$$\vec{k} = k_x \hat{i} + k_y \hat{j}$$

where

$$|\vec{k}| = \sqrt{k_x^2 +k_y^2}$$

and

$$k_x = |\vec{k}|cos \theta$$

where $\theta$ is the angle between $\vec{k}$ and the x axis, for example.

In three dimensions, things are a little more complicated, but you can still use trignometry.

Oh, and:

$${\nabla}^{2} U + {k}^{2} U = 0$$

expands as

$$\frac{\partial^2 U}{\partial x^2} + \frac{\partial^2 U}{\partial y^2} + \frac{\partial^2 U}{\partial z^2} + (k_x^2 + k_y^2 + k_z^2) U = 0$$,

which is, of course, a scalar equation, not a vector equation.

Last edited: Jul 3, 2008
7. Aug 3, 2010

### harsimran singh

Re: What is wavevector???

hi ,
1ist of all try to understand physical meaning of physics that is what physics is
wave number :number of wavelengths(λ) present in 2pie radians
wavevector :it gives us direction of the wave in which it travels that,s why it is breakdown into components because u always cannot expect the wave to travel into one dimension .

8. Aug 3, 2010

### harsimran singh

Re: What is wavevector???

how i can ask questions ?

9. May 18, 2011

### Ertosthnes

Re: What is wavevector???

Start with something that makes sense, like the fact that you have more momentum with a smaller wavelength.
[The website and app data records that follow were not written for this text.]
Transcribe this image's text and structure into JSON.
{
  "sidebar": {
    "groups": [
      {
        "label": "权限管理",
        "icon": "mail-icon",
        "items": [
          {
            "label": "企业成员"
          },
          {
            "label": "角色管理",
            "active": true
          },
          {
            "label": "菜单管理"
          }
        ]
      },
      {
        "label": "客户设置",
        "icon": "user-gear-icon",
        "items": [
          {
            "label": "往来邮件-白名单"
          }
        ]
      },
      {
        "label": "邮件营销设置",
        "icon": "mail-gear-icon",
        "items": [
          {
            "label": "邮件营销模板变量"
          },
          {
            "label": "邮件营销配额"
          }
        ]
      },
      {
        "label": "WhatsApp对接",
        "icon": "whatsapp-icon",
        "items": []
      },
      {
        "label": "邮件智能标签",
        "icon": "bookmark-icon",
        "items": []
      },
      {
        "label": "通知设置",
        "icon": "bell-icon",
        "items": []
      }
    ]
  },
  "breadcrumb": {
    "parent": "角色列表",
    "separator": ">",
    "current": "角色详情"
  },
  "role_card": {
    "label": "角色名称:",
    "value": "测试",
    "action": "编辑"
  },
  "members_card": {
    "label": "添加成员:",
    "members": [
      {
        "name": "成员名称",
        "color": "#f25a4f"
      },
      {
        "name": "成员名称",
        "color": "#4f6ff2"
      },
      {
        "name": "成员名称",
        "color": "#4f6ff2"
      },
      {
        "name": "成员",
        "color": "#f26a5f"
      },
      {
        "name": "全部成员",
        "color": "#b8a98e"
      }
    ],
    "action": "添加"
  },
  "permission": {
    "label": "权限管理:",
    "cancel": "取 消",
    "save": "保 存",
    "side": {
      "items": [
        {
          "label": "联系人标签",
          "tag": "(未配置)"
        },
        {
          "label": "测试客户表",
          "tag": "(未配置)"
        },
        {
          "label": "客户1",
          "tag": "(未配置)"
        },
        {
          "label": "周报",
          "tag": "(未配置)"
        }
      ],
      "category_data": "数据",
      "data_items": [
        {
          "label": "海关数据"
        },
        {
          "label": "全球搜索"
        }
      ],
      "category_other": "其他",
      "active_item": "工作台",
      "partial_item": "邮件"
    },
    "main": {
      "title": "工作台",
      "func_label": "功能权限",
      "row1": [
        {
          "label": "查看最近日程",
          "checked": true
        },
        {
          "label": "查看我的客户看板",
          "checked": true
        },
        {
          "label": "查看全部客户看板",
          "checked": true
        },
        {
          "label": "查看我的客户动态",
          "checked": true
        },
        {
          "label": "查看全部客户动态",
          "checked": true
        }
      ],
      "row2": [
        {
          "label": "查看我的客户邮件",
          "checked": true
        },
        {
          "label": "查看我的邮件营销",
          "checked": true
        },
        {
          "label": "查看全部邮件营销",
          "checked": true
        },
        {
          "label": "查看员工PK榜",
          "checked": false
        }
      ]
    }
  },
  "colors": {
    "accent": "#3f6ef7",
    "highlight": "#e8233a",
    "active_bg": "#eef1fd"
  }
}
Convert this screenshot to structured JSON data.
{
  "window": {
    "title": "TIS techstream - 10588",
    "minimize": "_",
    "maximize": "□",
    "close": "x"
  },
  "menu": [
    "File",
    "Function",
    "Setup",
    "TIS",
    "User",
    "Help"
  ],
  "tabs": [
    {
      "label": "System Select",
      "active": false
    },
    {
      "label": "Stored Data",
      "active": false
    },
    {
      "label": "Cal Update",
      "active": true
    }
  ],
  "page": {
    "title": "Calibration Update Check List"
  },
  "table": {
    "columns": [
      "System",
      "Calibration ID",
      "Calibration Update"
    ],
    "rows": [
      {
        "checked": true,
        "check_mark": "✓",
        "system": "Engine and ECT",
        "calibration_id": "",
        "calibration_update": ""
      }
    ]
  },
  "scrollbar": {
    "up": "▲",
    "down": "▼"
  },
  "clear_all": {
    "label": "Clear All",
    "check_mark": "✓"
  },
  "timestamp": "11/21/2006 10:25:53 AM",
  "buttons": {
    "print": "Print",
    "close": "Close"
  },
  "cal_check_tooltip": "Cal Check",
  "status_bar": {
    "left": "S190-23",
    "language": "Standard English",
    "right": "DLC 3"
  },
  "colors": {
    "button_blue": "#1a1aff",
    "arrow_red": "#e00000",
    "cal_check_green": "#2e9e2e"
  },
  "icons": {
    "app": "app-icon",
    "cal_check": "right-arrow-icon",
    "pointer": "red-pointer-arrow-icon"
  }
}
So basically, $$p=h/\lambda,$$ where h is some constant.

Since $$\hbar=h/2\pi,$$
$$p=h/\lambda=2\pi\hbar/\lambda=\hbar k,$$
where $$k=2\pi/\lambda,$$ ie, k is just a vector in the direction of the momentum.